Salon.com staff writer Farhad Manjoo talks about his new book, True Enough: Learning To Live in a Post-Fact Society, which contends the Internet promotes belief over fact.
Perhaps countering this view is Mike Godwin, formerly counsel for the Electronic Frontier Foundation and now general counsel for the Wikimedia Foundation, and Zo (Connie) Spencer, brilliant, witty, and fearless blogger (www.humorlessbitch.com) on all things political, personal, and involving high-tech.
As usual, everyone is invited to participate in the discussion- The Berkeley Cybersalon
Michael Godwin is an American attorney and author. He was the first staff counsel of the Electronic Frontier Foundation, and the creator of the Internet adage Godwin's Law. In July 2007 he became general counsel for the Wikimedia Foundation.
Farhad Manjoo is an author and a staff writer for Salon.com.
Manjoo graduated from Cornell University in 2000. While there, he wrote for and then served as editor-in-chief of the Cornell Daily Sun student newspaper. Before taking a staff position at Salon.com, he wrote for Wired News. Manjoo frequently writes on new media, politics and controversies in journalism.
Manjoo is the author of the book True Enough: Learning to Live in a Post-Fact Society, published in March, 2008.
Why is Zo Spencer on this panel? She may be a fine writer, but good god - listening to her ramble away at the mic is agonizing. I have no idea what any of her speech was about. Get to the point, please.
Anyway, Manjoo and Godwin are great. ***** if you skip the Zo Spencer bits.
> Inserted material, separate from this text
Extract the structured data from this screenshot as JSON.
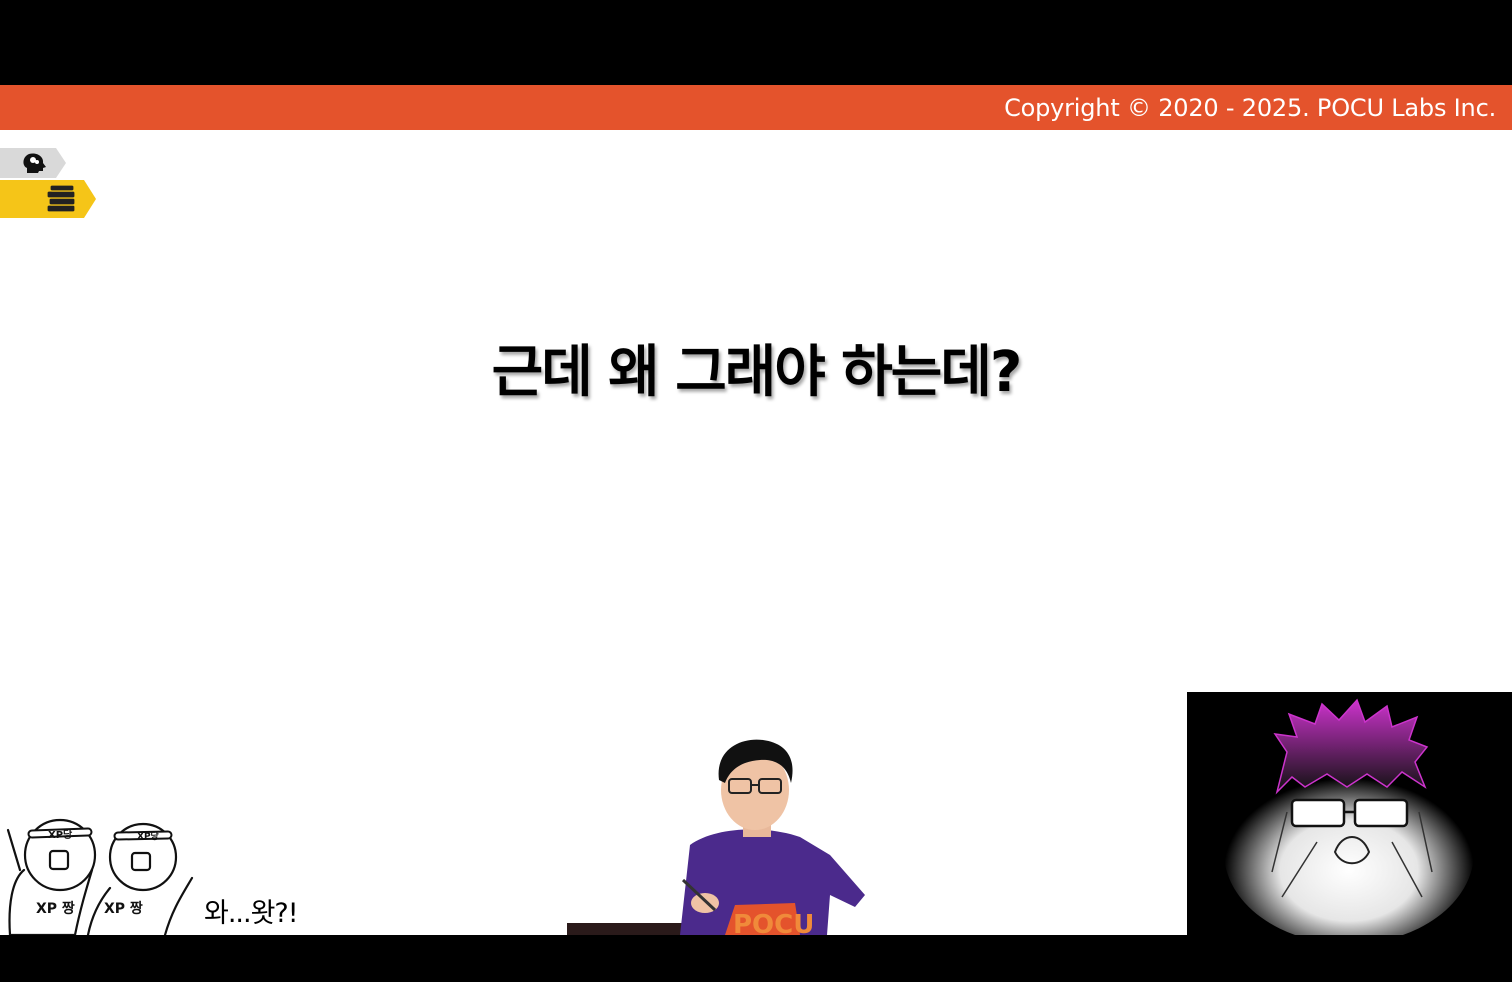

This recent work by Manjoo is very important, in fact, critical, to the success of our new means of communicating with each other, minus a once-all powerful, centralized and tightly governed, network. It is perhaps too academic? BUT, in order to have a valid theory of communications, Info/message "A" needs to be sent to receiver, "B" via some media, "C." Relevant to this discussion and crucial to this process is point A, the information, which, if it's sheer gibberish, destroys the process entirely. Dangerous beyond words to describe, this level of MISinformation, spread into the very fabric of our society, would amount to a fatal viral infection and this new media would become what Edward R. Murrow most feared for the fate of commercial TV: nothing but lights and noise in a box.
Sadly, in addition to this, Manjoo correctly notes that we far too often seek out info/POV which props up our own preconceptions and prejudices. Nothing will prove more critical to preserving the very integrity of this link of one to another than a vigorous vetting, via some sort of system still to be resolved, for filtering out the gibberish, mendacity, and a mind-control level of propaganda, with the identity of those special interests completely concealed.
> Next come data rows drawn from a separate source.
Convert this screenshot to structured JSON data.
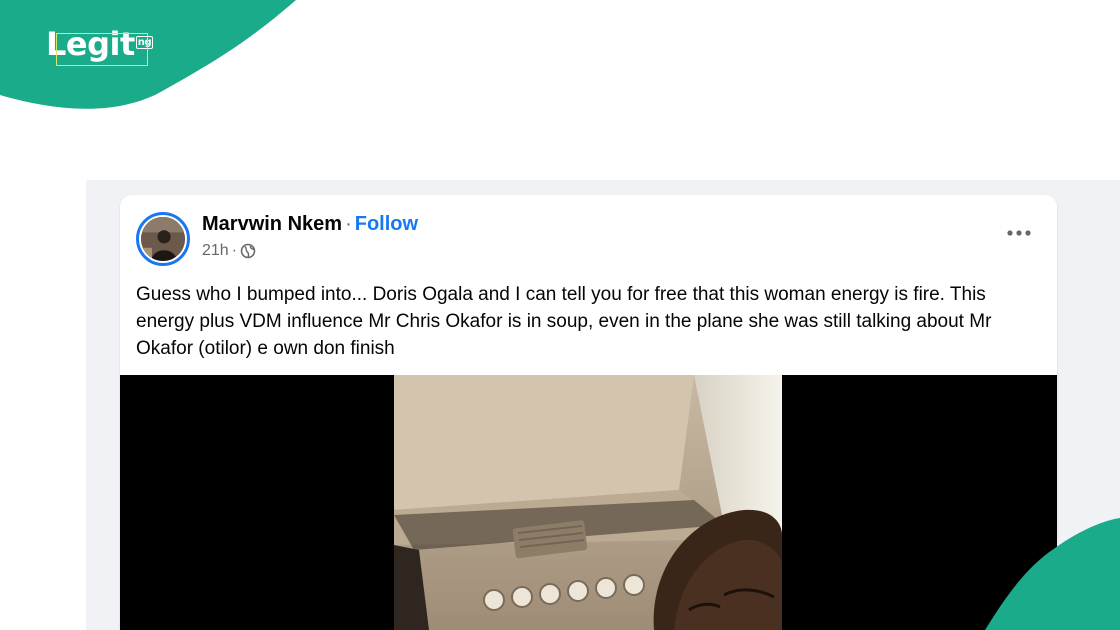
{
  "brand": {
    "logo_text": "Legit",
    "logo_tld": "ng",
    "accent_color": "#1aab8a"
  },
  "post": {
    "author": "Marvwin Nkem",
    "separator": "·",
    "follow_label": "Follow",
    "time": "21h",
    "meta_separator": "·",
    "privacy_icon": "globe-icon",
    "more_icon": "more-options-icon",
    "text": "Guess who I bumped into... Doris Ogala and I can tell you for free that this woman energy is fire. This energy plus VDM influence Mr Chris Okafor is in soup, even in the plane she was still talking about Mr Okafor (otilor) e own don finish"
  },
  "colors": {
    "link": "#1877f2",
    "feed_background": "#f0f2f5",
    "text_primary": "#050505",
    "text_secondary": "#65676b"
  }
}
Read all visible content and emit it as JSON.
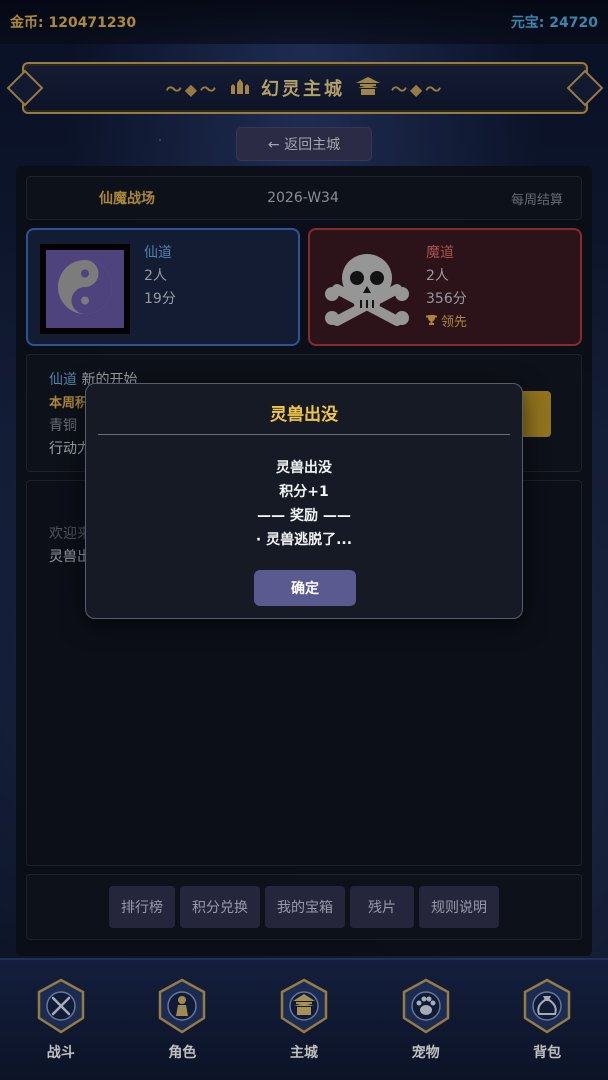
{
  "topbar": {
    "gold": "金币: 120471230",
    "yuanbao": "元宝: 24720"
  },
  "banner": {
    "title": "幻灵主城"
  },
  "back_button": "← 返回主城",
  "arena": {
    "name": "仙魔战场",
    "week": "2026-W34",
    "settle": "每周结算"
  },
  "factions": {
    "xian": {
      "name": "仙道",
      "members": "2人",
      "score": "19分"
    },
    "mo": {
      "name": "魔道",
      "members": "2人",
      "score": "356分",
      "lead": "领先"
    }
  },
  "status": {
    "faction": "仙道",
    "faction_suffix": "新的开始",
    "week_label": "本周积",
    "rank": "青铜",
    "action": "行动力"
  },
  "log": {
    "welcome": "欢迎来",
    "line": "灵兽出"
  },
  "actions": [
    "排行榜",
    "积分兑换",
    "我的宝箱",
    "残片",
    "规则说明"
  ],
  "nav": [
    {
      "label": "战斗",
      "icon": "crossed-swords-icon"
    },
    {
      "label": "角色",
      "icon": "character-icon"
    },
    {
      "label": "主城",
      "icon": "city-icon"
    },
    {
      "label": "宠物",
      "icon": "paw-icon"
    },
    {
      "label": "背包",
      "icon": "bag-icon"
    }
  ],
  "modal": {
    "title": "灵兽出没",
    "line1": "灵兽出没",
    "line2": "积分+1",
    "line3": "—— 奖励 ——",
    "line4": "· 灵兽逃脱了...",
    "ok": "确定"
  },
  "colors": {
    "gold": "#e6b94a",
    "yuanbao": "#4fb0e8",
    "xian": "#3c6fc8",
    "mo": "#b83a3a",
    "modal_title": "#f0c64a"
  }
}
Our collective obligation is to become far more vigilant than some casual "caveat emptor" to all, and presume a society governed by laws and not by sheer mass manipulation will result. I applaud his efforts and the work of so many others to supply us with some kind of remedy, of which I can offer none.